When Life Changed–Life With Chronic Disease

First Diagnoses–When I was first diagnosed with multiple chronic diseases.

They say the only two things for sure in life are death and taxes. While that is true, over 50% of us will be diagnosed with some sort of chronic health condition.

I was 16 years old when I was diagnosed with Inflammatory Bowel Disease (IBD). Even though I was officially diagnosed with IBD when I was 16, I had experienced minor symptoms of this horrible condition the majority of my life. It wasn’t until my symptoms became so severe that they almost killed me that I received the medical attention I needed to get a proper diagnoses and treatment plan.

I was still in the hospital recovering from my first life threatening IBD flare up when I started to feel an intense pain shooting through my ankles–a multitude of factors including high doses of prednisone and being extremely sick had caused Avascular Necrosis (AVN, dead bone) to develop throughout my ankles. To make matters worse, my ankles and other joints started to swell up so much that it looked like I was half elephant. This was due to the enteropathic arthritis (Arthritis correlated with IBD) my body decided to bless me with.

In a matter of months, a healthy, normal 16 year old had gone from poster book healthy, to chronically ill with 3 chronic health conditions. My life forever changed. I didn’t know anybody else with IBD, I didn’t know what to expect from my health in the future, and I didn’t the best way to manage my new health conditions. I feel like anybody that has a chronic condition or has gone through something similar can relate to these feelings that I felt.

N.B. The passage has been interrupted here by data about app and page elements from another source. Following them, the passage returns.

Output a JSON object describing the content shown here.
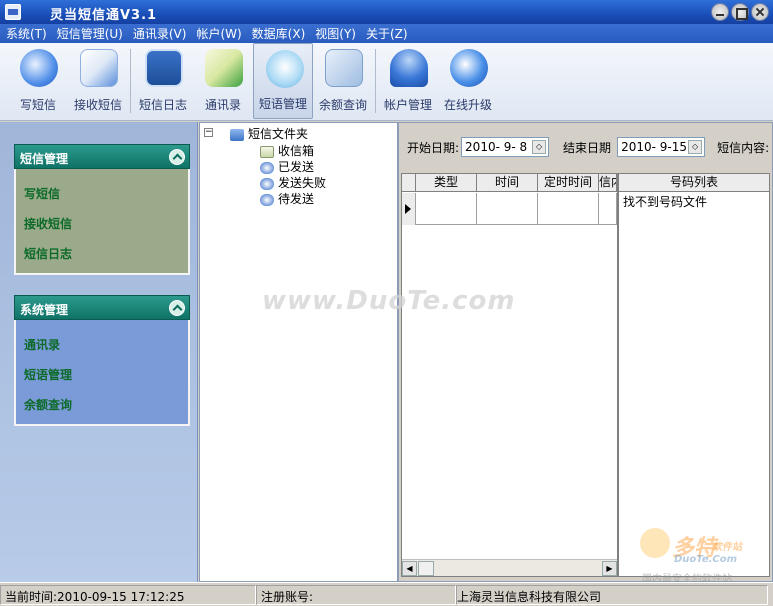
{
  "window": {
    "title": "灵当短信通V3.1"
  },
  "menu": [
    "系统(T)",
    "短信管理(U)",
    "通讯录(V)",
    "帐户(W)",
    "数据库(X)",
    "视图(Y)",
    "关于(Z)"
  ],
  "toolbar": [
    {
      "label": "写短信",
      "icon": "write-sms-icon"
    },
    {
      "label": "接收短信",
      "icon": "receive-sms-icon"
    },
    {
      "label": "短信日志",
      "icon": "sms-log-icon"
    },
    {
      "label": "通讯录",
      "icon": "address-book-icon"
    },
    {
      "label": "短语管理",
      "icon": "phrase-manage-icon"
    },
    {
      "label": "余额查询",
      "icon": "balance-query-icon"
    },
    {
      "label": "帐户管理",
      "icon": "account-manage-icon"
    },
    {
      "label": "在线升级",
      "icon": "online-upgrade-icon"
    }
  ],
  "left_panel": {
    "sms_group": {
      "title": "短信管理",
      "items": [
        "写短信",
        "接收短信",
        "短信日志"
      ]
    },
    "sys_group": {
      "title": "系统管理",
      "items": [
        "通讯录",
        "短语管理",
        "余额查询"
      ]
    }
  },
  "tree": {
    "root": "短信文件夹",
    "children": [
      "收信箱",
      "已发送",
      "发送失败",
      "待发送"
    ]
  },
  "filter": {
    "start_label": "开始日期:",
    "start_value": "2010- 9- 8",
    "end_label": "结束日期",
    "end_value": "2010- 9-15",
    "content_label": "短信内容:"
  },
  "grid": {
    "columns": [
      "类型",
      "时间",
      "定时时间",
      "信内"
    ]
  },
  "number_list": {
    "header": "号码列表",
    "message": "找不到号码文件"
  },
  "status": {
    "time_label": "当前时间:",
    "time_value": "2010-09-15 17:12:25",
    "account_label": "注册账号:",
    "company": "上海灵当信息科技有限公司"
  },
  "watermark": "www.DuoTe.com",
  "logo": {
    "main": "多特",
    "sub": "软件站",
    "url": "DuoTe.Com",
    "tag": "国内最安全的软件站"
  }
}
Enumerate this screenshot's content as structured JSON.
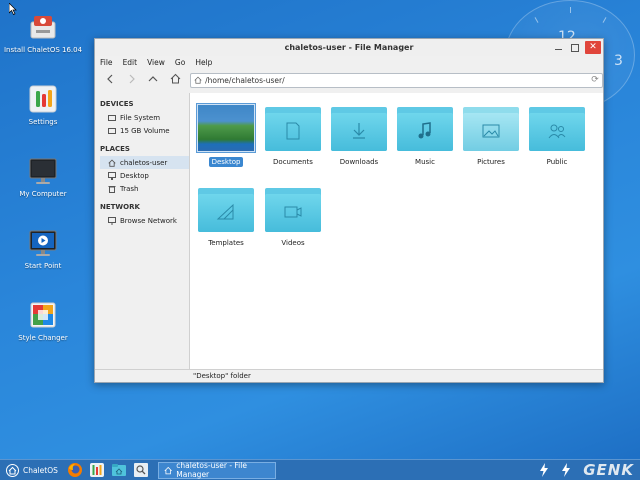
{
  "desktop": {
    "icons": [
      {
        "label": "Install ChaletOS 16.04"
      },
      {
        "label": "Settings"
      },
      {
        "label": "My Computer"
      },
      {
        "label": "Start Point"
      },
      {
        "label": "Style Changer"
      }
    ],
    "clock_numbers": [
      "12",
      "3"
    ]
  },
  "window": {
    "title": "chaletos-user - File Manager",
    "menu": [
      "File",
      "Edit",
      "View",
      "Go",
      "Help"
    ],
    "path": "/home/chaletos-user/",
    "sidebar": {
      "devices_heading": "DEVICES",
      "devices": [
        "File System",
        "15 GB Volume"
      ],
      "places_heading": "PLACES",
      "places": [
        "chaletos-user",
        "Desktop",
        "Trash"
      ],
      "network_heading": "NETWORK",
      "network": [
        "Browse Network"
      ]
    },
    "files": [
      {
        "name": "Desktop",
        "selected": true
      },
      {
        "name": "Documents"
      },
      {
        "name": "Downloads"
      },
      {
        "name": "Music"
      },
      {
        "name": "Pictures"
      },
      {
        "name": "Public"
      },
      {
        "name": "Templates"
      },
      {
        "name": "Videos"
      }
    ],
    "status": "\"Desktop\" folder"
  },
  "taskbar": {
    "start_label": "ChaletOS",
    "task_label": "chaletos-user - File Manager",
    "watermark": "GENK"
  },
  "colors": {
    "desktop_bg": "#2a86da",
    "folder": "#5fc9e5",
    "selection": "#3a87d0",
    "close_button": "#e0453b",
    "taskbar": "#2c6fb5"
  }
}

While I struggled at the time to cope with the realities of having 3 chronic health conditions, I can now realize how my adversity with a lot of hard work has transformed into one of my greatest opportunities. I hope you join me in this journey as I share what it’s like to live with chronic health conditions, and share with you helpful tips I wish I knew when I was first diagnosed. Please feel free to share any questions or comments; I’ll always try to answer everything.